### [Work request]
Within the material below, tally every line that holds the word "icon", then give the tally and nothing more.

::::::::

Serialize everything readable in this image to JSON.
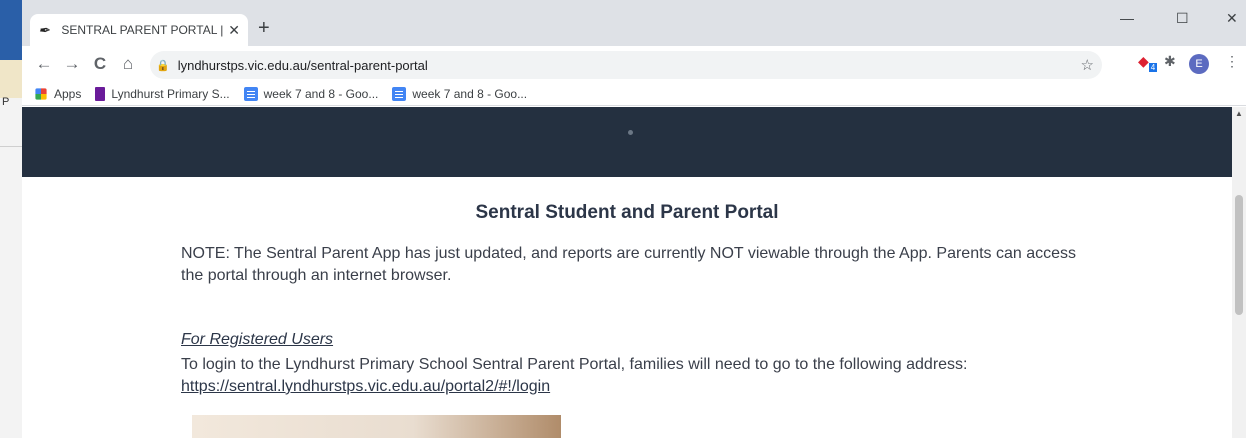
{
  "tab": {
    "title": "SENTRAL PARENT PORTAL | Lyndhurst Primary School",
    "close": "✕"
  },
  "new_tab": "+",
  "window": {
    "minimize": "—",
    "maximize": "☐",
    "close": "✕"
  },
  "nav": {
    "back": "←",
    "forward": "→",
    "reload": "C",
    "home": "⌂"
  },
  "omnibox": {
    "url": "lyndhurstps.vic.edu.au/sentral-parent-portal",
    "star": "☆"
  },
  "ext_badge": "4",
  "avatar_letter": "E",
  "menu": "⋮",
  "bookmarks": [
    {
      "label": "Apps"
    },
    {
      "label": "Lyndhurst Primary S..."
    },
    {
      "label": "week 7 and 8 - Goo..."
    },
    {
      "label": "week 7 and 8 - Goo..."
    }
  ],
  "side_letter": "P",
  "content": {
    "heading": "Sentral Student and Parent Portal",
    "note": "NOTE: The Sentral Parent App has just updated, and reports are currently NOT viewable through the App. Parents can access the portal through an internet browser.",
    "registered_heading": "For Registered Users",
    "registered_text": "To login to the Lyndhurst Primary School Sentral Parent Portal, families will need to go to the following address: ",
    "login_link": "https://sentral.lyndhurstps.vic.edu.au/portal2/#!/login"
  }
}
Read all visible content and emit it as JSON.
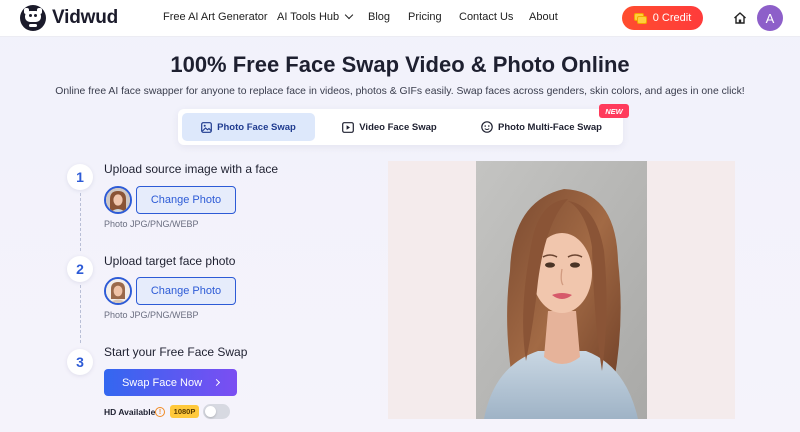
{
  "brand": {
    "name": "Vidwud"
  },
  "nav": {
    "items": [
      {
        "label": "Free AI Art Generator"
      },
      {
        "label": "AI Tools Hub"
      },
      {
        "label": "Blog"
      },
      {
        "label": "Pricing"
      },
      {
        "label": "Contact Us"
      },
      {
        "label": "About"
      }
    ],
    "credit_label": "0 Credit",
    "avatar_letter": "A",
    "home_icon": "home-icon"
  },
  "hero": {
    "title": "100% Free Face Swap Video & Photo Online",
    "subtitle": "Online free AI face swapper for anyone to replace face in videos, photos & GIFs easily. Swap faces across genders, skin colors, and ages in one click!"
  },
  "tabs": [
    {
      "label": "Photo Face Swap",
      "icon": "image-icon",
      "active": true
    },
    {
      "label": "Video Face Swap",
      "icon": "video-icon",
      "active": false
    },
    {
      "label": "Photo Multi-Face Swap",
      "icon": "multi-face-icon",
      "active": false
    }
  ],
  "new_badge": "NEW",
  "steps": [
    {
      "number": "1",
      "title": "Upload source image with a face",
      "button": "Change Photo",
      "hint": "Photo JPG/PNG/WEBP"
    },
    {
      "number": "2",
      "title": "Upload target face photo",
      "button": "Change Photo",
      "hint": "Photo JPG/PNG/WEBP"
    },
    {
      "number": "3",
      "title": "Start your Free Face Swap"
    }
  ],
  "swap_button": "Swap Face Now",
  "hd": {
    "label": "HD Available",
    "resolution": "1080P",
    "enabled": false
  },
  "colors": {
    "accent": "#2d5bd6",
    "credit_button": "#ff4d2e",
    "avatar": "#8d5fc9",
    "new_badge": "#ff3b5c",
    "swap_gradient_start": "#3367f0",
    "swap_gradient_end": "#7b4ef2",
    "resolution_badge": "#ffc93c"
  }
}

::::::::

### [Answer to the exercise]
4